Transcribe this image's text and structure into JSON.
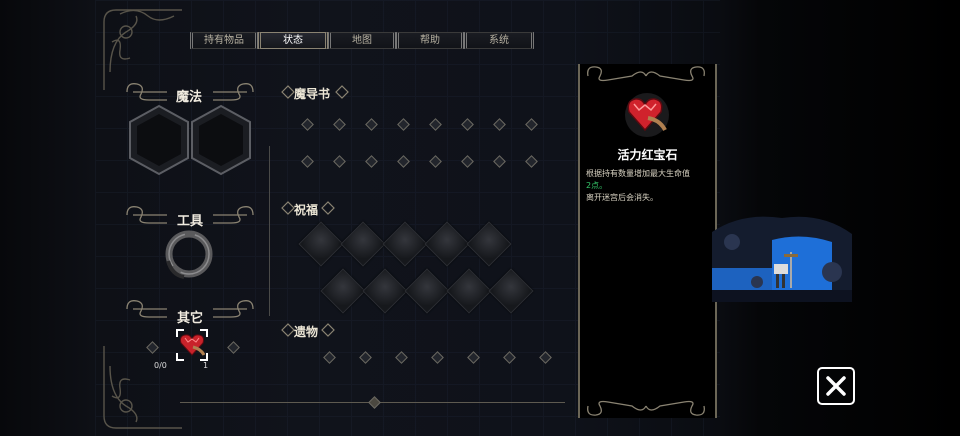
{
  "tabs": [
    {
      "label": "持有物品"
    },
    {
      "label": "状态"
    },
    {
      "label": "地图"
    },
    {
      "label": "帮助"
    },
    {
      "label": "系统"
    }
  ],
  "active_tab": "状态",
  "left_sections": {
    "magic": "魔法",
    "tools": "工具",
    "other": "其它"
  },
  "right_sections": {
    "grimoire": "魔导书",
    "blessing": "祝福",
    "relic": "遗物"
  },
  "other_item": {
    "count": "0/0",
    "quantity": "1",
    "icon": "ruby-heart-icon"
  },
  "detail": {
    "name": "活力红宝石",
    "desc_line1": "根据持有数量增加最大生命值",
    "desc_accent": "2点。",
    "desc_line2": "离开迷宫后会消失。",
    "icon": "ruby-heart-icon"
  },
  "close_icon": "close-icon",
  "colors": {
    "accent_green": "#35c86a",
    "ornament": "#8a8372"
  }
}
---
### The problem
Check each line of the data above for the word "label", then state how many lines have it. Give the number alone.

### Output of the exercise
5